Centigrade is a claustrophobic thriller inspired by true events that spends the majority of its runtime in one setting. Husband and pregnant wife Matt (Vincent Piazza) and Naomi (Genesis Rodriguez) make a simple yet ill-fated decision to pull over on the side of the road to sleep during a blizzard in Norway on their way to a book signing for Naomi. When the pair wake up in the morning, they find themselves trapped in their car under the snow. What follows is a harrowing, tense 90 minutes that pits the couple against a bleak, unforgiving natural world as their own resentments and secrets threaten to turn them against each other.
Director Brendan Walsh drops the audience immediately into the action. After a brief few words flash across the screen to set the scene, Centigrade starts immediately with Naomi waking up in the car realizing that she and Matt are trapped under the snow. After waking Matt up, panic ensues as the couple realizes that their car has become what could easily be their mausoleum. The film’s score really highlights the bleak mood and atmosphere of Centigrade, highlighting the growing mistrust and constant underlying unease that fills every frame of the entire film.
Matt and Naomi take on familiar relationship roles as they both try to mentally grasp the fact that their survival is far from a guarantee. It doesn’t take long for little cracks to start to form in their familial bond as the claustrophobia and fear begin to set in and take hold as strong as the raging cold outside. The things that we hide from the ones that we love can have dire consequences, and the roles that we play can come crumbling down quickly when the comfortable world around us deteriorates into a primitive game of survival. Who we are as people can quickly be deconstructed into something more base and animalistic the more desperate a situation becomes. Matt and Naomi are no exceptions to this occurrence.
Centigrade manages to evoke a sense of unease and dread thanks in large part to the camera’s use of contrast. Each section of Matt and Naomi’s journey inside their isolated sealed-off world is interspersed by shots of the snow-covered Norwegian mountains that surround their buried car. Composer Graeme Wearmouth (Freaks) uses low ominous tones and plinky haunted house sounding one-note keys to create an eerie, foreboding score that slowly builds throughout. It is easily one of the strongest and most memorable elements of Centigrade.
It’s easy to make the mistake of thinking that the basic premise of the movie may not be enough for an entire feature film, but the performances of Vincent Piazza and Genesis Rodriguez as Matt and Naomi are worth the price of admission alone. They both take the material and elevate it by really finding the tiny nuances that make them seem like a real couple dealing with real-life issues that are both infinitely bigger and wholly smaller than being buried in the snow facing impending death together. This does more than allowing the audience to identify and root with the film’s protagonists, it commands them to do so.

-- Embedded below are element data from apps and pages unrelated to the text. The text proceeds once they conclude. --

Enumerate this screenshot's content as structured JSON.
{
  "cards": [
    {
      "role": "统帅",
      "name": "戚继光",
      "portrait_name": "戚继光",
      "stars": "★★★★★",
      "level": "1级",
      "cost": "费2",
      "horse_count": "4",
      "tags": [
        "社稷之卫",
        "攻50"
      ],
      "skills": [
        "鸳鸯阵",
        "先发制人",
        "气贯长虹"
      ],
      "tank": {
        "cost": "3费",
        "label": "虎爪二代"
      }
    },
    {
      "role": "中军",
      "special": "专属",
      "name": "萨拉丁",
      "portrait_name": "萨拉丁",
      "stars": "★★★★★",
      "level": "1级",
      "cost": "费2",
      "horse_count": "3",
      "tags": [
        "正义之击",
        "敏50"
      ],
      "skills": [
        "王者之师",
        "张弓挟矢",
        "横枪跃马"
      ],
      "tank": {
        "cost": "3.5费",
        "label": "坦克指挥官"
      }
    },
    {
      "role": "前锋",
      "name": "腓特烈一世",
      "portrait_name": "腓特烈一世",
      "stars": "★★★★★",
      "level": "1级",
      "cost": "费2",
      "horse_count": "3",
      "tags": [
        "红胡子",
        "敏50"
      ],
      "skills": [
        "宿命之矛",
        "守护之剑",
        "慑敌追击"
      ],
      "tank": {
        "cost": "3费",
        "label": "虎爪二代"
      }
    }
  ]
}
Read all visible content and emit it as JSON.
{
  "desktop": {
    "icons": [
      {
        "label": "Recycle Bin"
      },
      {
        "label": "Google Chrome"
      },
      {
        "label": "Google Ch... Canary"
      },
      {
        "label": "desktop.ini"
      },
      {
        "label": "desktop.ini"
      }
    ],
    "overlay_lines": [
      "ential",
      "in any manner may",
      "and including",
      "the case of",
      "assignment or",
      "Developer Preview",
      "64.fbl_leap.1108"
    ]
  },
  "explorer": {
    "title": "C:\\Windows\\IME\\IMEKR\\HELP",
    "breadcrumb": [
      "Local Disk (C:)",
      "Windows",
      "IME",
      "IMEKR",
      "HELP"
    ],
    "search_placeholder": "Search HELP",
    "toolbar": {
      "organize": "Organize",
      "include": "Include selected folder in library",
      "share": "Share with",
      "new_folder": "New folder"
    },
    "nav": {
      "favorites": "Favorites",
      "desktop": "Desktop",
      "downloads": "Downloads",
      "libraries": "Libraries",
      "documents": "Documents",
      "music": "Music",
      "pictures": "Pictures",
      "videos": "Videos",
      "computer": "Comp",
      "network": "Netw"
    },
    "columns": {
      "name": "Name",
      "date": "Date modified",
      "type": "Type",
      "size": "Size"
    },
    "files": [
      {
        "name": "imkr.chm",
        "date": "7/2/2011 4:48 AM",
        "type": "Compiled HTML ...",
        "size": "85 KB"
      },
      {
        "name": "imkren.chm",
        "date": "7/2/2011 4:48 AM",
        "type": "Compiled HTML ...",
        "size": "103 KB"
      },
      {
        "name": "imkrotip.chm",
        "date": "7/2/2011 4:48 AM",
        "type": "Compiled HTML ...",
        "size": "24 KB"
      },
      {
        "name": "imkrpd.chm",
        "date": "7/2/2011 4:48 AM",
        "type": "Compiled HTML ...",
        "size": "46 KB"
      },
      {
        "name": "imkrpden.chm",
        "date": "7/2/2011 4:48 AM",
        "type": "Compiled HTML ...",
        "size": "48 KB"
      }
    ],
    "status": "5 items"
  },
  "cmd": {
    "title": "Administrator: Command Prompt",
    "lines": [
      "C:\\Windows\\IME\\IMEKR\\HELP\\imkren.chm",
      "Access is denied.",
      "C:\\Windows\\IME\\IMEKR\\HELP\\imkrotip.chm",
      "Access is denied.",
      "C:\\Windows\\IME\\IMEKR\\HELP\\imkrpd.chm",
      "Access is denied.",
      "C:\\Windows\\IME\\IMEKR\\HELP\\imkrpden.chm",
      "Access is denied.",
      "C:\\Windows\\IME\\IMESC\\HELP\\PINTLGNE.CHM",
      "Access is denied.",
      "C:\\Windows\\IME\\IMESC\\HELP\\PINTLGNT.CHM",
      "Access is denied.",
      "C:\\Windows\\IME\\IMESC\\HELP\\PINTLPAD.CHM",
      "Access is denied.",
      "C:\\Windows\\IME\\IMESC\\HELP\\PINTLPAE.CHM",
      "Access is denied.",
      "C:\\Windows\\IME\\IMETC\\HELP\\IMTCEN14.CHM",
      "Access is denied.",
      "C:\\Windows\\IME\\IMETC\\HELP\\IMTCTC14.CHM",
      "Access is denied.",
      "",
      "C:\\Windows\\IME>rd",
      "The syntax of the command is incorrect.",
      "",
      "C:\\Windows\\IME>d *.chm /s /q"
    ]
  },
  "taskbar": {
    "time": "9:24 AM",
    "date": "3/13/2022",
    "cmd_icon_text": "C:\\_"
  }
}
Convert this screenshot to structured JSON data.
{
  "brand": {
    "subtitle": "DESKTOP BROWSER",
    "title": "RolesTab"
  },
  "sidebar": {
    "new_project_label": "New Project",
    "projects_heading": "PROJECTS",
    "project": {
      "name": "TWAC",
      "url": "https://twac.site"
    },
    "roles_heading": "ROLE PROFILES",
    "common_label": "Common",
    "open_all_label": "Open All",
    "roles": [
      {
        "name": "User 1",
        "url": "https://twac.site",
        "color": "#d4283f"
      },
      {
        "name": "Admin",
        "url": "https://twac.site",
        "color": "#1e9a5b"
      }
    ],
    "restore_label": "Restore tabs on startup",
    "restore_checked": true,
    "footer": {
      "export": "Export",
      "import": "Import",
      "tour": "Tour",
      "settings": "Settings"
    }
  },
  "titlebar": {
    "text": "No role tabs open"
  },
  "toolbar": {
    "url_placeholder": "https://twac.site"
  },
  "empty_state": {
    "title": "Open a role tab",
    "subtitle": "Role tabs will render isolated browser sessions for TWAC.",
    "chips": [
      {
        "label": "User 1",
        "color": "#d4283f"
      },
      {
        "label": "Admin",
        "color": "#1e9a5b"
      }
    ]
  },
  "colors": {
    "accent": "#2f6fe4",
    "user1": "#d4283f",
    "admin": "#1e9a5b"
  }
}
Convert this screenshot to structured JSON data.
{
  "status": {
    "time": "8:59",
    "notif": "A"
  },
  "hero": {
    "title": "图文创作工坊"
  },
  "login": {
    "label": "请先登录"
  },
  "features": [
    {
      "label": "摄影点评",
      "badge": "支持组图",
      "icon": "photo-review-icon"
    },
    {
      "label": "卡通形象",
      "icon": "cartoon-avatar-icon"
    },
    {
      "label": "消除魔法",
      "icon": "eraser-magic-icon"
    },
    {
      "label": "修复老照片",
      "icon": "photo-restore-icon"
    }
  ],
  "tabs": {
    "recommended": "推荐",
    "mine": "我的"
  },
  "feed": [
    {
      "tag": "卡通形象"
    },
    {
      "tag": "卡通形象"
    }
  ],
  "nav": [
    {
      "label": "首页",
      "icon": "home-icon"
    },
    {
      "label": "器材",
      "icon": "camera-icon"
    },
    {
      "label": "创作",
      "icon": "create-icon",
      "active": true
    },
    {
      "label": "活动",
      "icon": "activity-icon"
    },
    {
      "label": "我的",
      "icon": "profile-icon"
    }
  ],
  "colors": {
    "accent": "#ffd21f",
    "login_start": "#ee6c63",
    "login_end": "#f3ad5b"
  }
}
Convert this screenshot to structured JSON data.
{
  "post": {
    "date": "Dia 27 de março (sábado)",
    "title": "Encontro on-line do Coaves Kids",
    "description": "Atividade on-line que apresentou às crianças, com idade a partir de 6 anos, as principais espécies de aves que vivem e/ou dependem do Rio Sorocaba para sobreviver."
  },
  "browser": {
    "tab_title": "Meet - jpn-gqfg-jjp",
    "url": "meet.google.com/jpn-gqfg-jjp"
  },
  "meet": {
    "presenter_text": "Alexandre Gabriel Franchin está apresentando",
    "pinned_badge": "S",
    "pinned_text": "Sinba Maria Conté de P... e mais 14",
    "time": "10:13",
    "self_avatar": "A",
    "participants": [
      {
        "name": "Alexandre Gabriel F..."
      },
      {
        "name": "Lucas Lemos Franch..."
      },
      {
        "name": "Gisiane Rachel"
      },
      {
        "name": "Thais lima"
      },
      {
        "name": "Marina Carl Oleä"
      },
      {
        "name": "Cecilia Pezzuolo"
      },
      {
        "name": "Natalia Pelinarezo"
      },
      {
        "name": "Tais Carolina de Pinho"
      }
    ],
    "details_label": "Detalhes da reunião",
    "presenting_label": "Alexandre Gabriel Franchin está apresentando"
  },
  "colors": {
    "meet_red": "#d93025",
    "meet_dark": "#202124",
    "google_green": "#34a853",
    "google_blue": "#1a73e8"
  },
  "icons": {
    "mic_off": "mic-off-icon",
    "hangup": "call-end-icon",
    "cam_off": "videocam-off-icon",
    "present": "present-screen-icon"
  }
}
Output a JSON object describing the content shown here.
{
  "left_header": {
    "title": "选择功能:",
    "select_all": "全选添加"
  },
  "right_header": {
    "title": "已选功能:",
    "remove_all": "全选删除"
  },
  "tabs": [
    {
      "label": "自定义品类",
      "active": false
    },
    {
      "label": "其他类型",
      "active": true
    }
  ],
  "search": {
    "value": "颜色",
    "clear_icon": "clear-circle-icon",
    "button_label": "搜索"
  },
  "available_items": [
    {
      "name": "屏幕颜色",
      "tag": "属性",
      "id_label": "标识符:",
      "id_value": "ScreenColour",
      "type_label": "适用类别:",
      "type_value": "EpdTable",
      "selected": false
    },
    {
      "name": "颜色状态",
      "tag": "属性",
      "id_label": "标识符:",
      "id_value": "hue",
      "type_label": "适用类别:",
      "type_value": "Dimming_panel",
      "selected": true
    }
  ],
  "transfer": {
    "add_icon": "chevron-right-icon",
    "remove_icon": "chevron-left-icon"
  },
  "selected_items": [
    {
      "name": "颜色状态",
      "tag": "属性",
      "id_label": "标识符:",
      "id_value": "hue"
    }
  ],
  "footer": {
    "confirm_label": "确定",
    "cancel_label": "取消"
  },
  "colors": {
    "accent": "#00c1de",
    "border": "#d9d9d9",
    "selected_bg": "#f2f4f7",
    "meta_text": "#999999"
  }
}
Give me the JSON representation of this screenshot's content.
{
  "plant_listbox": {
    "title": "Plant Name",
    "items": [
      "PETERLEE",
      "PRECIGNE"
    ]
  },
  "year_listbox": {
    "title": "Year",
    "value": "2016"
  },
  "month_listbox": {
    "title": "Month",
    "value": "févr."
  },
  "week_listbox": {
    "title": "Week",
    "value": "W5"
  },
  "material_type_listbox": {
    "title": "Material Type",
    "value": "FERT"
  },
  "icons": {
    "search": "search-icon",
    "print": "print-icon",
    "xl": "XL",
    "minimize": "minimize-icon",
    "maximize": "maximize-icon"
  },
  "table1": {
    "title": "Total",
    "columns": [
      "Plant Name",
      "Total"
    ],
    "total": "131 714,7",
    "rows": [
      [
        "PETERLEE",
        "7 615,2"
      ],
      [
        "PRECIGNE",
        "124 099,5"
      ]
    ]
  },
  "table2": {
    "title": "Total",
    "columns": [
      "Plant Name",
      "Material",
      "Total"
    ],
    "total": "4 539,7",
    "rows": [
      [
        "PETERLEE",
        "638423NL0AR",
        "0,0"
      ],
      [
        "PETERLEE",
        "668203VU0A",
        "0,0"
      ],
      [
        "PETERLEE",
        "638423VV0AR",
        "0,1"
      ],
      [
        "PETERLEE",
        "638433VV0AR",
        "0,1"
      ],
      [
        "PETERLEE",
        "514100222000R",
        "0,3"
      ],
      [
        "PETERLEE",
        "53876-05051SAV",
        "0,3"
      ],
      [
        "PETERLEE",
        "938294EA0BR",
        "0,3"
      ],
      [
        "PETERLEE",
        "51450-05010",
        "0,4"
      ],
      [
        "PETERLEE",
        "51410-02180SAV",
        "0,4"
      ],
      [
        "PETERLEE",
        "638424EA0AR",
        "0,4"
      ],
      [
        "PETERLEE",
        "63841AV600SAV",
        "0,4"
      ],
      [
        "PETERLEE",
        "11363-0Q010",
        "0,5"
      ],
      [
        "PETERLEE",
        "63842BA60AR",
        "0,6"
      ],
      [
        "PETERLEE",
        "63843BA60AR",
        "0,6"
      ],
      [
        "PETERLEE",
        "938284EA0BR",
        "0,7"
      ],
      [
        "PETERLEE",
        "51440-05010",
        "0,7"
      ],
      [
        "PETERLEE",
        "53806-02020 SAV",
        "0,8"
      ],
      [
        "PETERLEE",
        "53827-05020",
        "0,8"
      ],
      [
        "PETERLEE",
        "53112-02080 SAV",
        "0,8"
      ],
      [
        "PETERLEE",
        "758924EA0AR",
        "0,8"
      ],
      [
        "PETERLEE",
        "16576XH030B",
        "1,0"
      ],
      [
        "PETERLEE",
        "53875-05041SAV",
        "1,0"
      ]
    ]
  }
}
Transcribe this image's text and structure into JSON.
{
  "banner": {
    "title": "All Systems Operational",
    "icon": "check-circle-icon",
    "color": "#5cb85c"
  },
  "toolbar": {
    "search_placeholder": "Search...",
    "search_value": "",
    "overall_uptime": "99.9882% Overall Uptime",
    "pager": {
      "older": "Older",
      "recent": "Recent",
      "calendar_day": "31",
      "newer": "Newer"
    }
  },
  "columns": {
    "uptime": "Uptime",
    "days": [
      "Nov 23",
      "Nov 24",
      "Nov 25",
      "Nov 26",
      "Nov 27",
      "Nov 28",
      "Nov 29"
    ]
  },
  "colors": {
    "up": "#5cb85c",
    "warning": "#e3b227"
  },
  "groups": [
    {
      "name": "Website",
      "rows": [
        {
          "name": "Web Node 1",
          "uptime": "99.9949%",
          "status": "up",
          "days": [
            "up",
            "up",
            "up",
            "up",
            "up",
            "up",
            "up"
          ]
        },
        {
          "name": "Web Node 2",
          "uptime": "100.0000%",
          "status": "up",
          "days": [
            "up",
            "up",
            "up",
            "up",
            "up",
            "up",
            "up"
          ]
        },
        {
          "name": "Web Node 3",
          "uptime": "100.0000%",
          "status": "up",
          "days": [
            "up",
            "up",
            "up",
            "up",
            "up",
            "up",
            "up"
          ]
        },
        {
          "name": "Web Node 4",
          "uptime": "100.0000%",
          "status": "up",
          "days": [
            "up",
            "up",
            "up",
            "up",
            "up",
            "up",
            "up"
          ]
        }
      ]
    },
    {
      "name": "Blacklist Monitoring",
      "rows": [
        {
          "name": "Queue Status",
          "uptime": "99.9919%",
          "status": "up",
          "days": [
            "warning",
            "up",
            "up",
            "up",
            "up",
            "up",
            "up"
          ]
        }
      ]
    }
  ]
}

A lot of Centigrade‘s worst outcomes also rely on the actions of either both Matt and Naomi acting independently instead of as a healthy familial unit. If Matt would have kept driving another hour instead of pulling over because of adverse conditions, they would have made it to their hotel safe and sound, ready for Naomi’s book signing the next day. If Naomi wouldn’t have panicked and started crying, she would have been able to clearly tell her father where they were stuck when her cell phone is able to make one last call before abruptly losing battery power. It’s when the pair learn to truly work together that they manage to survive the elements and keep from going insane.
The biggest tension in the film comes from Naomi’s pregnancy. It both serves as a catalyst to drive Matt and Naomi apart and also bring them closer together in a way it probably never would have under normal circumstances. Centigrade is bringing attention to the dynamics of the family unit under the most stressful of circumstances, and how those dynamics can literally mean life or death. Early on in the film, secrets spill over about the couple’s pregnancy that only cause a widening rift at a time when everyone needs to be working their hardest to survive together. Later, the act of Naomi going through labor with Matt assisting, both still trapped in the snow, makes them a more powerful and primal pair.
Centrigrade offers a harrowing portrait inspired by true events that seem almost too impossible to be real. It may never quite reach the heights to make it truly great, but it’s an interesting film that gives a fresh claustrophobic perspective on the survivalist thriller. There are no bells, whistles, or gimmicks attached to the movie because there’s simply no need for them. A pregnant American author and her husband go to Norway for a small book signing. They pull off the side of the road in the night and wake up in the morning trapped in their car under the snow. All that’s left to do is figure out a way to survive nature and not lose each other in the process.
Brendan Walsh’s film may seem almost slightly too endearing and not harrowing enough at first glance. There’s no over-the-top mental breakdowns, there’s no The Shining inspired madness, and no murders most foul. Centigrade is more concerned with the greater terror of the natural world and how it can amplify the fears and darkness that lie within ourselves, and whether or not we can survive the cold.